News In Focus
Legal Services Bill enters stage 2
Holyrood's Justice Committee begins its detailed scrutiny of the Legal Services (Scotland) Bill tomorrow as the bill enters its stage 2 committee hearings.
Almost 380 amendments have been tabled to the bill, and lobbying of MSPs continues on the key question of whether to permit external capital investment in legal practices.
The Scottish Law Agents Society has sent a further briefing to MSPs calling on them to recognise that the "Dailly motion" – permitting non-lawyer ownership only by those working within a firm, up to a maximum of 25% – received the highest number of votes at the Law Society of Scotland's AGM.
The paper claims that no solution has been found to the "areas of client harm" previously identified by SLAS, including conflict of interest, legal professional privilege, confidentiality, and the Guarantee Fund. It goes on to warn: “This may mean therefore you may be in danger of creating a two tier profession,
- those in Division 1 with client protection as at present and
- those in Division 2 who cannot offer that client protection but are championed by the consumer bodies!!”
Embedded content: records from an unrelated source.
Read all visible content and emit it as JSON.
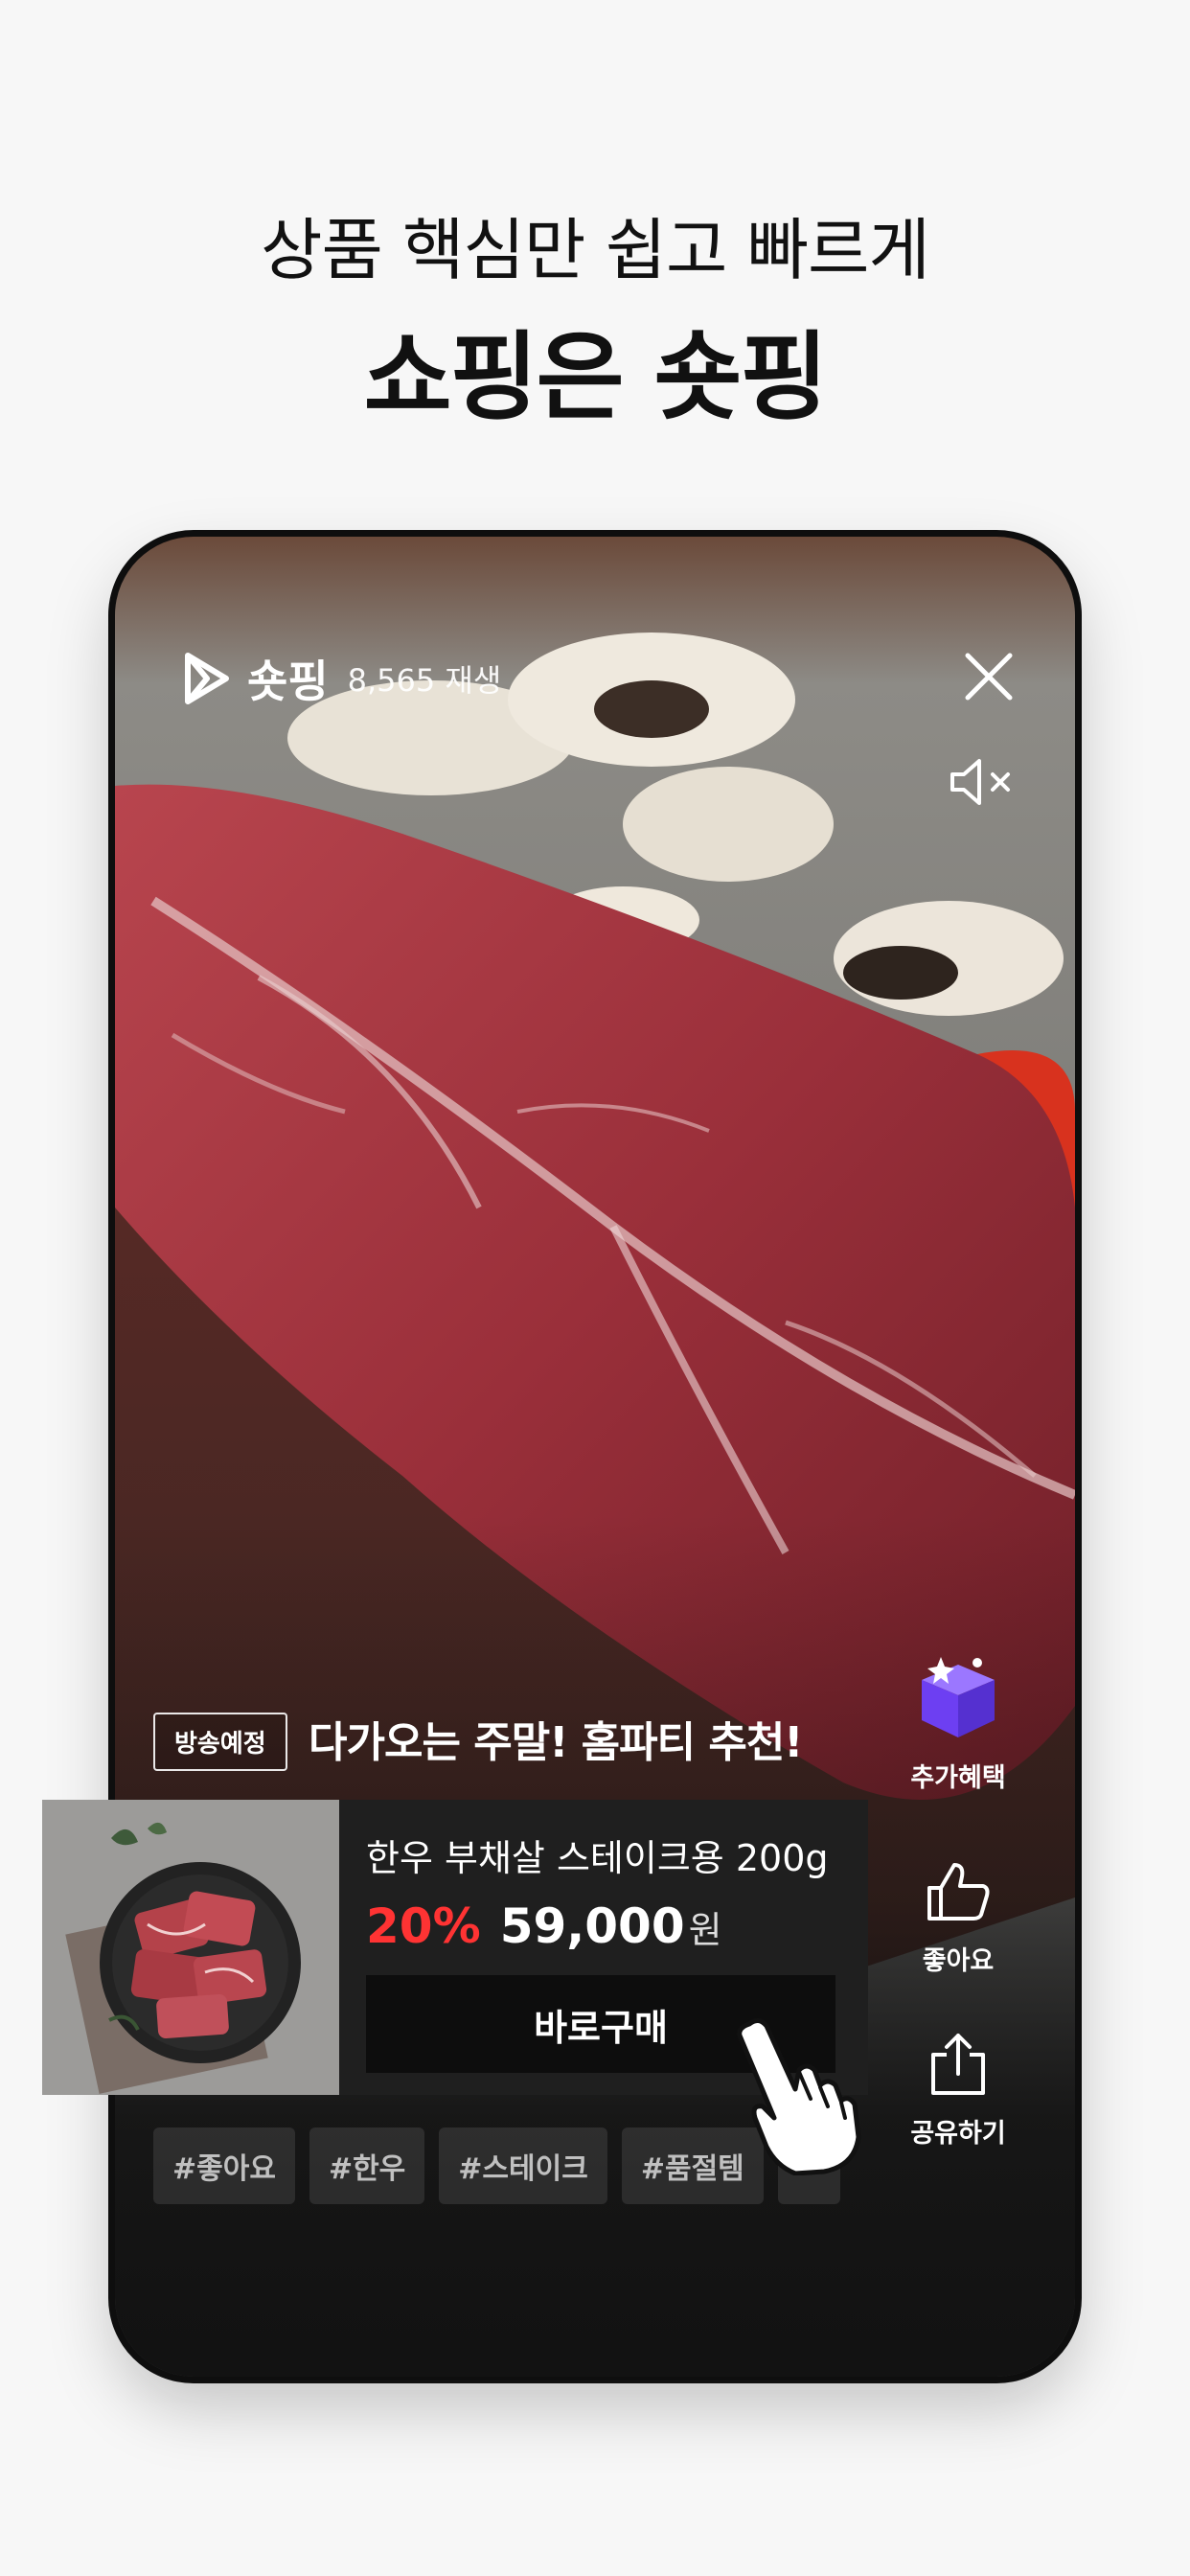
{
  "headline": {
    "subtitle": "상품 핵심만 쉽고 빠르게",
    "title": "쇼핑은 숏핑"
  },
  "player": {
    "brand": "숏핑",
    "views": "8,565 재생",
    "icons": {
      "logo": "play-triangle-icon",
      "close": "close-icon",
      "mute": "speaker-muted-icon"
    }
  },
  "broadcast": {
    "tag": "방송예정",
    "title": "다가오는 주말! 홈파티 추천!"
  },
  "side_actions": [
    {
      "label": "추가혜택",
      "icon": "gift-box-icon"
    },
    {
      "label": "좋아요",
      "icon": "thumbs-up-icon"
    },
    {
      "label": "공유하기",
      "icon": "share-icon"
    }
  ],
  "product": {
    "name": "한우 부채살 스테이크용 200g",
    "discount": "20%",
    "price": "59,000",
    "currency": "원",
    "buy_label": "바로구매"
  },
  "hashtags": [
    "#좋아요",
    "#한우",
    "#스테이크",
    "#품절템",
    "#"
  ],
  "colors": {
    "discount": "#ff3333",
    "page_background": "#f7f7f7",
    "gift_box": "#7b4dff"
  }
}
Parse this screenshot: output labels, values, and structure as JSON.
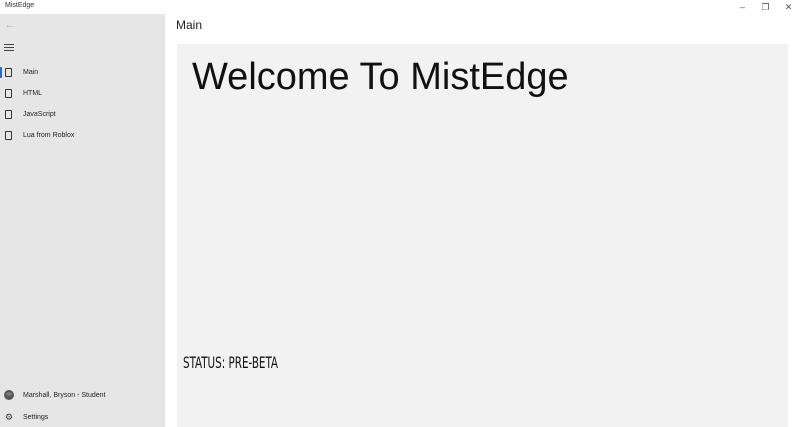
{
  "window": {
    "title": "MistEdge",
    "controls": {
      "minimize": "–",
      "restore": "❐",
      "close": "✕"
    }
  },
  "sidebar": {
    "back_icon": "←",
    "menu_icon": "hamburger-icon",
    "items": [
      {
        "label": "Main",
        "icon": "page-icon",
        "selected": true
      },
      {
        "label": "HTML",
        "icon": "page-icon",
        "selected": false
      },
      {
        "label": "JavaScript",
        "icon": "page-icon",
        "selected": false
      },
      {
        "label": "Lua from Roblox",
        "icon": "page-icon",
        "selected": false
      }
    ],
    "account": {
      "label": "Marshall, Bryson - Student",
      "icon": "avatar"
    },
    "settings": {
      "label": "Settings",
      "icon": "gear-icon"
    }
  },
  "main": {
    "header": "Main",
    "welcome": "Welcome To MistEdge",
    "status": "STATUS: PRE-BETA"
  },
  "colors": {
    "sidebar_bg": "#e6e6e6",
    "panel_bg": "#f2f2f2",
    "accent": "#1e6fd9"
  }
}
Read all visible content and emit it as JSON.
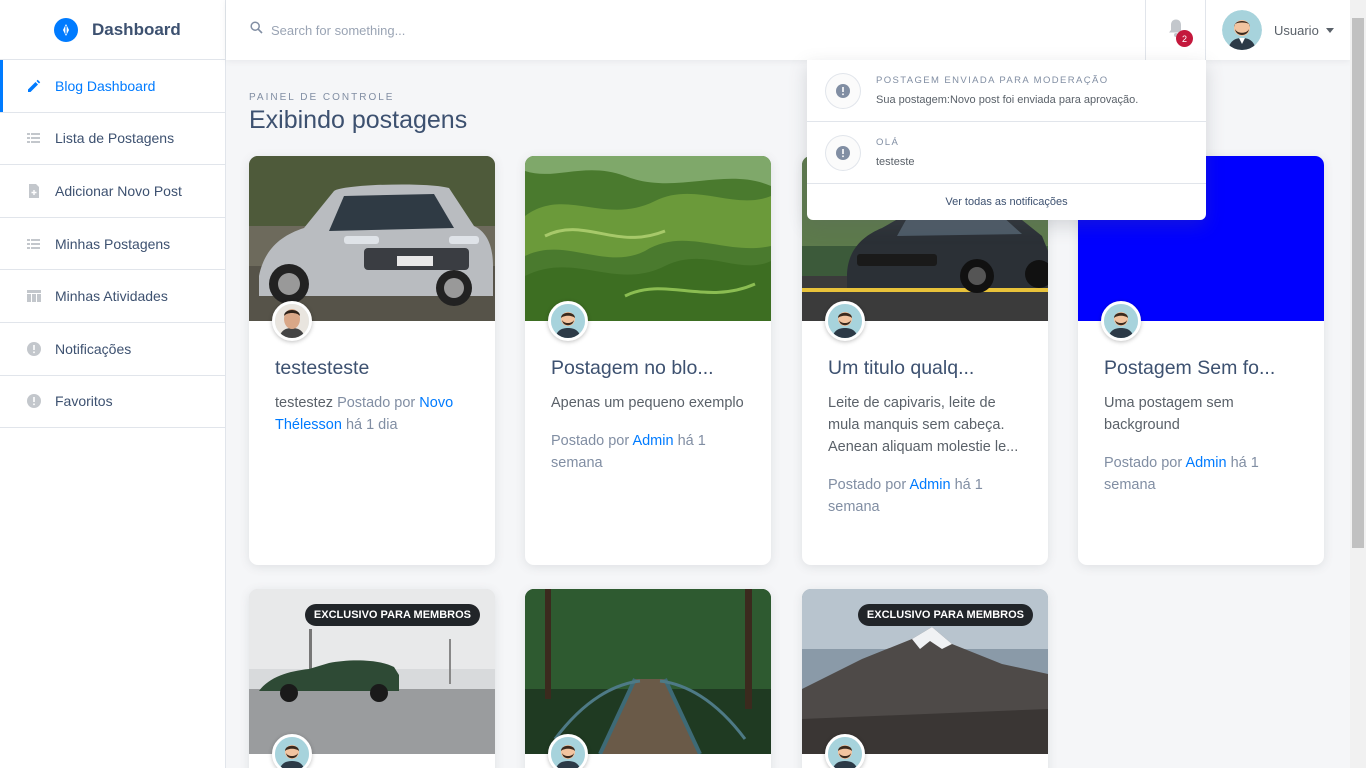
{
  "brand": {
    "title": "Dashboard"
  },
  "sidebar": {
    "items": [
      {
        "label": "Blog Dashboard",
        "icon": "edit-icon"
      },
      {
        "label": "Lista de Postagens",
        "icon": "list-icon"
      },
      {
        "label": "Adicionar Novo Post",
        "icon": "note-add-icon"
      },
      {
        "label": "Minhas Postagens",
        "icon": "list-icon"
      },
      {
        "label": "Minhas Atividades",
        "icon": "table-icon"
      },
      {
        "label": "Notificações",
        "icon": "info-icon"
      },
      {
        "label": "Favoritos",
        "icon": "info-icon"
      }
    ]
  },
  "topbar": {
    "search_placeholder": "Search for something...",
    "notification_count": "2",
    "user_name": "Usuario"
  },
  "page": {
    "subtitle": "PAINEL DE CONTROLE",
    "title": "Exibindo postagens"
  },
  "notifications": {
    "items": [
      {
        "title": "POSTAGEM ENVIADA PARA MODERAÇÃO",
        "text": "Sua postagem:Novo post foi enviada para aprovação."
      },
      {
        "title": "OLÁ",
        "text": "testeste"
      }
    ],
    "footer": "Ver todas as notificações"
  },
  "cards": [
    {
      "title": "testesteste",
      "excerpt": "testestez",
      "posted_by": "Postado por",
      "author": "Novo Thélesson",
      "time": "há 1 dia"
    },
    {
      "title": "Postagem no blo...",
      "excerpt": "Apenas um pequeno exemplo",
      "posted_by": "Postado por",
      "author": "Admin",
      "time": "há 1 semana"
    },
    {
      "title": "Um titulo qualq...",
      "excerpt": "Leite de capivaris, leite de mula manquis sem cabeça. Aenean aliquam molestie le...",
      "posted_by": "Postado por",
      "author": "Admin",
      "time": "há 1 semana"
    },
    {
      "title": "Postagem Sem fo...",
      "excerpt": "Uma postagem sem background",
      "posted_by": "Postado por",
      "author": "Admin",
      "time": "há 1 semana"
    },
    {
      "badge": "EXCLUSIVO PARA MEMBROS"
    },
    {},
    {
      "badge": "EXCLUSIVO PARA MEMBROS"
    }
  ]
}
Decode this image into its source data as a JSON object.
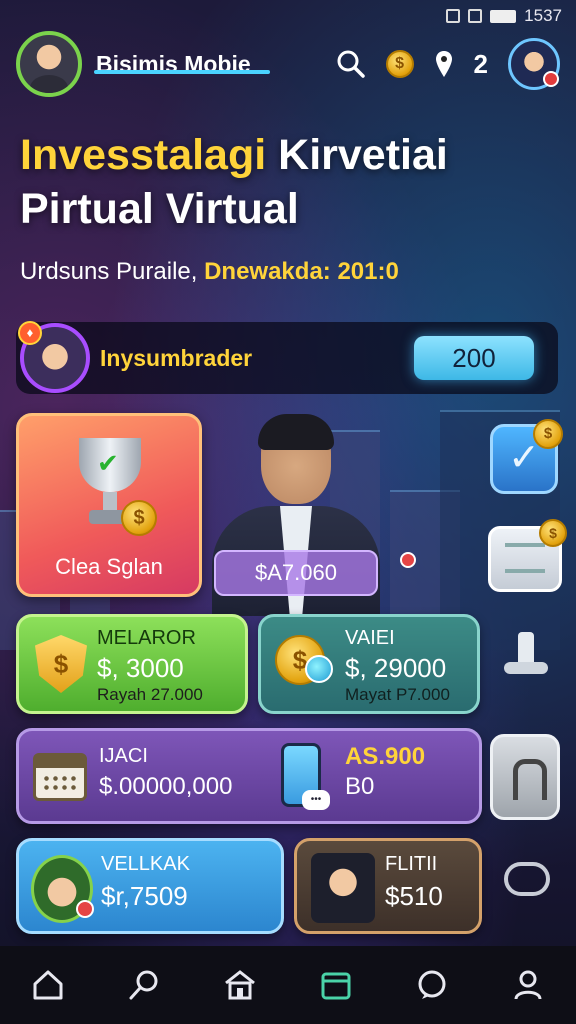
{
  "status_bar": {
    "time": "1537"
  },
  "header": {
    "app_name": "Bisimis Mobie",
    "notification_count": "2",
    "icons": [
      "search-icon",
      "coin-icon",
      "location-icon"
    ]
  },
  "hero": {
    "title_highlight": "Invesstalagi",
    "title_rest": " Kirvetiai",
    "title_line2": "Pirtual Virtual",
    "subtitle_prefix": "Urdsuns Puraile, ",
    "subtitle_highlight": "Dnewakda: 201:0"
  },
  "user_row": {
    "username": "Inysumbrader",
    "points": "200"
  },
  "trophy_card": {
    "label": "Clea Sglan"
  },
  "balance_badge": {
    "value": "$A7.060"
  },
  "cards": {
    "green": {
      "label": "MELAROR",
      "value": "$, 3000",
      "sub": "Rayah 27.000"
    },
    "teal": {
      "label": "VAIEI",
      "value": "$, 29000",
      "sub": "Mayat P7.000"
    },
    "purple": {
      "left_label": "IJACI",
      "left_value": "$.00000,000",
      "right_label": "AS.900",
      "right_value": "B0"
    },
    "blue": {
      "label": "VELLKAK",
      "value": "$r,7509"
    },
    "brown": {
      "label": "FLITII",
      "value": "$510"
    }
  },
  "colors": {
    "accent_gold": "#ffd43a",
    "accent_cyan": "#4ad3ff",
    "active_nav": "#4ad3a8"
  },
  "bottom_nav": [
    "home-icon",
    "search-icon",
    "store-icon",
    "calendar-icon",
    "chat-icon",
    "profile-icon"
  ]
}
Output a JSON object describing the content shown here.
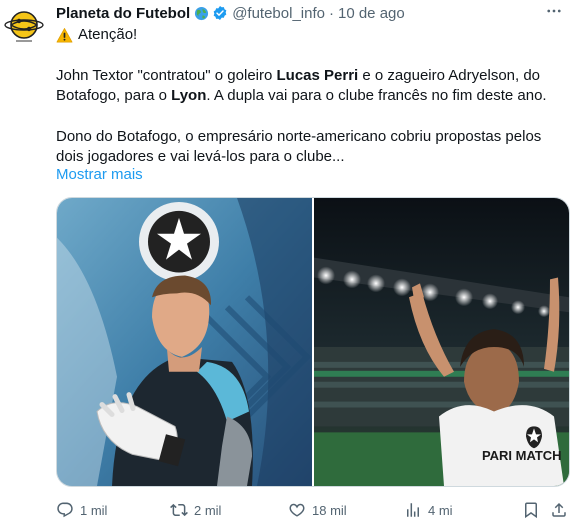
{
  "author": {
    "name": "Planeta do Futebol",
    "handle": "@futebol_info",
    "date": "10 de ago"
  },
  "tweet": {
    "alert_text": "Atenção!",
    "p1_a": "John Textor \"contratou\" o goleiro ",
    "p1_b": "Lucas Perri",
    "p1_c": " e o zagueiro Adryelson, do Botafogo, para o ",
    "p1_d": "Lyon",
    "p1_e": ". A dupla vai para o clube francês no fim deste ano.",
    "p2": "Dono do Botafogo, o empresário norte-americano cobriu propostas pelos dois jogadores e vai levá-los para o clube...",
    "show_more": "Mostrar mais"
  },
  "media": {
    "left_image": "goalkeeper-photo",
    "right_image": "stadium-player-photo",
    "sponsor_text": "PARI MATCH"
  },
  "stats": {
    "replies": "1 mil",
    "reposts": "2 mil",
    "likes": "18 mil",
    "views": "4 mi"
  },
  "icons": {
    "more": "more-icon",
    "reply": "reply-icon",
    "repost": "repost-icon",
    "like": "heart-icon",
    "views": "views-icon",
    "bookmark": "bookmark-icon",
    "share": "share-icon"
  },
  "colors": {
    "link": "#1d9bf0",
    "muted": "#536471",
    "verified": "#1d9bf0"
  }
}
The Law Society of Scotland continues to support allowing alternative business structures for law firms with a minority of non-lawyer ownership and investment, but has called for enhanced consumer protections and for the Lord President’s role to be strengthened. It has proposed around 150 amendments to achieve this and to underpin professional independence.
Jamie Millar, President of the Society, said: “We want to see the legal profession have opportunities to develop their businesses in order to compete in a fast growing marketplace and meet the demands of their clients, but not at the expense of our professional standards or consumer protections – effective regulation will be key.”
He added: “The Society adopted a new policy on ABSs after listening to its members and their concerns. It’s clear that there have been polarised views within the profession which we must – and have – taken into account. However, we are at the stage where the shape of the bill is being finalised and we hope that the Government and MSPs will recognise why the Society is proposing to allow a 51% majority of solicitors and regulated professionals rather than 75% solicitors.
“In practical terms, allowing only 25% of non-solicitors would severely limit those who do want to restructure or set up as an alternative business structure. One of the perceived advantages of ABS for rural firms, and a protection for access to justice is to allow the 'amalgamation' of a high street firm of solicitors with a high street firm of e.g. accountants, sharing overheads and providing a seamless one stop shop to their clients. The restriction of 25% of non-solicitor ownership could effectively remove this as an option."
Mr Millar described a tabled amendment to set up a new representative council for solicitors as "surprising", in the light of the recent referendum in which solicitors supported the continuation of the Society's representative role in addition to its function as statutory regulator. He commented: "It is difficult to see any advantage in these proposals which would be disproportionate in a small jurisdiction like Scotland and inefficient, costly and burdensome."
Stage 2 hearings are expected to continue to the end of June.